**EXERCISE DIRECTIONS**
Print the data exactly as it is given, please.

**DATA RECORDS**

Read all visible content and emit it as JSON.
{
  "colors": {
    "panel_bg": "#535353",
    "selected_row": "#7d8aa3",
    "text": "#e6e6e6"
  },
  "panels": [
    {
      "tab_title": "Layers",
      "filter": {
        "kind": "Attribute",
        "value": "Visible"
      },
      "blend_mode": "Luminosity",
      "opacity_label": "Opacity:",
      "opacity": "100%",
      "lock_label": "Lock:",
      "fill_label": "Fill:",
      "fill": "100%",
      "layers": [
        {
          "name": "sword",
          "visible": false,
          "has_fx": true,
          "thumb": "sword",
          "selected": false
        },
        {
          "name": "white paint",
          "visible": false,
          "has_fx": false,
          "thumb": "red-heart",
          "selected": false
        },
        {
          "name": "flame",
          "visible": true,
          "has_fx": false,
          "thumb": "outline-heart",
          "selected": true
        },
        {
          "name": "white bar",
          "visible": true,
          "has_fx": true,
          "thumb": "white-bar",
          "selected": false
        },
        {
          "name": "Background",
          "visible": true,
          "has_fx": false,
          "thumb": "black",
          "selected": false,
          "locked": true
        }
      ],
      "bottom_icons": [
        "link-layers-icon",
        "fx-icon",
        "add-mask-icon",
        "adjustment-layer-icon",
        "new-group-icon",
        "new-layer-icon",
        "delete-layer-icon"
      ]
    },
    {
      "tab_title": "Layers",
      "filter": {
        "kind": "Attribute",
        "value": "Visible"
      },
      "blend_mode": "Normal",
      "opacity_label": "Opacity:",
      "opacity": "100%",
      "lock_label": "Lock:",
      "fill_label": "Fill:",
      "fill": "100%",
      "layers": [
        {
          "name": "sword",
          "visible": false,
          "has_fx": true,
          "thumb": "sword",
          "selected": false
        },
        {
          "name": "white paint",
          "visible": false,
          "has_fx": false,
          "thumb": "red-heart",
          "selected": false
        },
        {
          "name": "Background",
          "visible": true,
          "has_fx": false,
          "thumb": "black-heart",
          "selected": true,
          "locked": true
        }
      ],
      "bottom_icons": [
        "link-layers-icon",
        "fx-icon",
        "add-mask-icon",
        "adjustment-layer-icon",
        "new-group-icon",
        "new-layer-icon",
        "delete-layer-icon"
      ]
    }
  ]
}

**THE COMPLETED TASK**
Read all visible content and emit it as JSON.
{
  "colors": {
    "panel_bg": "#535353",
    "selected_row": "#7d8aa3",
    "text": "#e6e6e6"
  },
  "panels": [
    {
      "tab_title": "Layers",
      "filter": {
        "kind": "Attribute",
        "value": "Visible"
      },
      "blend_mode": "Luminosity",
      "opacity_label": "Opacity:",
      "opacity": "100%",
      "lock_label": "Lock:",
      "fill_label": "Fill:",
      "fill": "100%",
      "layers": [
        {
          "name": "sword",
          "visible": false,
          "has_fx": true,
          "thumb": "sword",
          "selected": false
        },
        {
          "name": "white paint",
          "visible": false,
          "has_fx": false,
          "thumb": "red-heart",
          "selected": false
        },
        {
          "name": "flame",
          "visible": true,
          "has_fx": false,
          "thumb": "outline-heart",
          "selected": true
        },
        {
          "name": "white bar",
          "visible": true,
          "has_fx": true,
          "thumb": "white-bar",
          "selected": false
        },
        {
          "name": "Background",
          "visible": true,
          "has_fx": false,
          "thumb": "black",
          "selected": false,
          "locked": true
        }
      ],
      "bottom_icons": [
        "link-layers-icon",
        "fx-icon",
        "add-mask-icon",
        "adjustment-layer-icon",
        "new-group-icon",
        "new-layer-icon",
        "delete-layer-icon"
      ]
    },
    {
      "tab_title": "Layers",
      "filter": {
        "kind": "Attribute",
        "value": "Visible"
      },
      "blend_mode": "Normal",
      "opacity_label": "Opacity:",
      "opacity": "100%",
      "lock_label": "Lock:",
      "fill_label": "Fill:",
      "fill": "100%",
      "layers": [
        {
          "name": "sword",
          "visible": false,
          "has_fx": true,
          "thumb": "sword",
          "selected": false
        },
        {
          "name": "white paint",
          "visible": false,
          "has_fx": false,
          "thumb": "red-heart",
          "selected": false
        },
        {
          "name": "Background",
          "visible": true,
          "has_fx": false,
          "thumb": "black-heart",
          "selected": true,
          "locked": true
        }
      ],
      "bottom_icons": [
        "link-layers-icon",
        "fx-icon",
        "add-mask-icon",
        "adjustment-layer-icon",
        "new-group-icon",
        "new-layer-icon",
        "delete-layer-icon"
      ]
    }
  ]
}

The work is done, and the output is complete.